CALGARY — Tired but happy Calgary Stampeders filed off the buses at McMahon Stadium with the Grey Cup in tow Monday.
The Stampeders defeated the Ottawa Redblacks 27-16 for the CFL's championship trophy less than 24 hours earlier in Edmonton.
After two straight Grey Cup losses to underdog teams, Stampeder head coach Dave Dickenson's emotions were a mixture of joy and relief.
"It felt good, but I have to admit there was so much pressure and uneasiness you know," Dickenson said.
"If you didn't get it done for the third year, can you overcome that as an organization, as a team, as a coach? I just tried to really keep the guys focused.
"We stuck together, we believe in each other and guys did what they had to do to win. It's great to win a championship. Even better to win it in Edmonton."
The coaches pulled into McMahon's parking lot just after noon. Dickenson stepped off the bus with the coveted trophy and hoisted it in the air for about 70 fans and media.
The former quarterback won his first Grey Cup as a head coach. Dickenson was the team's offensive co-ordinator when Calgary won it in 2014.
Several players travelled separately with family members, including quarterback and Grey Cup MVP Bo Levi Mitchell, and were returning to Calgary later.
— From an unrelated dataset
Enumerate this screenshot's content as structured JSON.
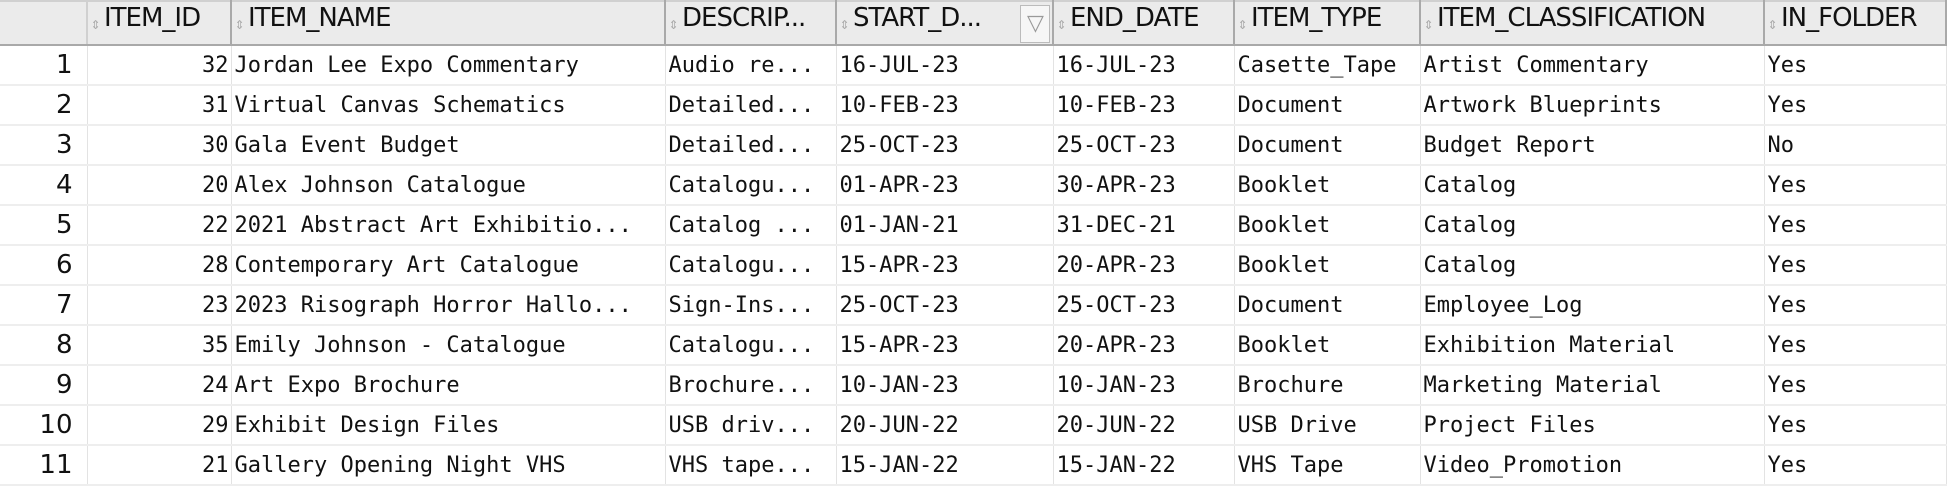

"I know the pressure Bo was under," Dickenson said. "Everyone one was talking about how this game will define his legacy. I felt I had a little bit to do with that. I'm glad, because he wins me a lot of football games."
A celebration of Calgary's win is scheduled for Tuesday at noon in front of city hall.
Running back Terry Williams, whose 97-yard punt return for a touchdown late in the second half was a game-changer, said he'd been asked about that play more than he'd thought about it.
"We're Grey Cup champs and that's the most important thing," Williams said. "I don't think I got any sleep to be honest.
"That's why I've got my sunglasses on. I'm tired. I'm ready to go home, take a hot shower and just relax for awhile."
Calgary was the heavy Grey Cup favourite over the Toronto Argonauts in 2017 and the Redblacks in 2016, but lost both games.
With a receiving corps decimated by injuries and three straight losses in October, the Stampeders seemed more vulnerable heading into Sunday's game.
"It's probably the most rewarding season in my career, not really individually, just as a team," receiver Eric Rogers said.
"The adversity we had to go through this year, especially this year at the receiving position and especially coming off two Grey Cup losses . . . facing all that adversity and then finishing the season as a Grey Cup champ is probably the most rewarding."
Next-season talk happens quickly in professional sports. Dickenson and the players wanted a few days to savour the championship before dealing with the business of sport.
Both Mitchell, named the CFL's Most Outstanding Player this season, and star middle linebacker Alex Singleton just played the final season of their contracts.
"Not worrying about nothing until Thursday," Singleton said. "I'm celebrating a Grey Cup."
The collective bargaining agreement between the CFL and its players' association expires in May. The league instructed teams not to give players signing bonuses until a new agreement is reached.
"I know we can't sign guys and pay them signing bonuses," Dickenson. "There's going to be tons of work. We just don't know when that time is going to be."
The slippery conditions that had players fighting for footing at Commonwealth Stadium was a talking point of Sunday's game.
The 2019 Grey Cup will be held in Calgary at McMahon.
"We have a different turf. It's more football-related," Dickenson said. "They have more of a soccer turf so the soccer ball rolls smoothly. There's not as much pellet in the bottom.
"We just couldn't get any footing when the ice got in there. It was like a road right after a snowstorm.
"I've got no problems playing the game in Calgary. We'll put on a great show and I just hope we're in it."
Donna Spencer, The Canadian Press